- _WHAT TO WORK ON_: Would you print the whole listing again, exactly?

DATA RECORDS below:

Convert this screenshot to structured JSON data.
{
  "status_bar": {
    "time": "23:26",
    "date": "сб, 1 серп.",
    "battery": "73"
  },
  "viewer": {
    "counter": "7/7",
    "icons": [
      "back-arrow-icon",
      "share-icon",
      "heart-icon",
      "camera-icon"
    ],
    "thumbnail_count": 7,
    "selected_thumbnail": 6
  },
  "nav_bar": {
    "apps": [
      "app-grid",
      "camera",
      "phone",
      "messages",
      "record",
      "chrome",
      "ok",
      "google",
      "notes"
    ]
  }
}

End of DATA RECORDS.

- _OUTPUT_:
Convert this screenshot to structured JSON data.
{
  "status_bar": {
    "time": "23:26",
    "date": "сб, 1 серп.",
    "battery": "73"
  },
  "viewer": {
    "counter": "7/7",
    "icons": [
      "back-arrow-icon",
      "share-icon",
      "heart-icon",
      "camera-icon"
    ],
    "thumbnail_count": 7,
    "selected_thumbnail": 6
  },
  "nav_bar": {
    "apps": [
      "app-grid",
      "camera",
      "phone",
      "messages",
      "record",
      "chrome",
      "ok",
      "google",
      "notes"
    ]
  }
}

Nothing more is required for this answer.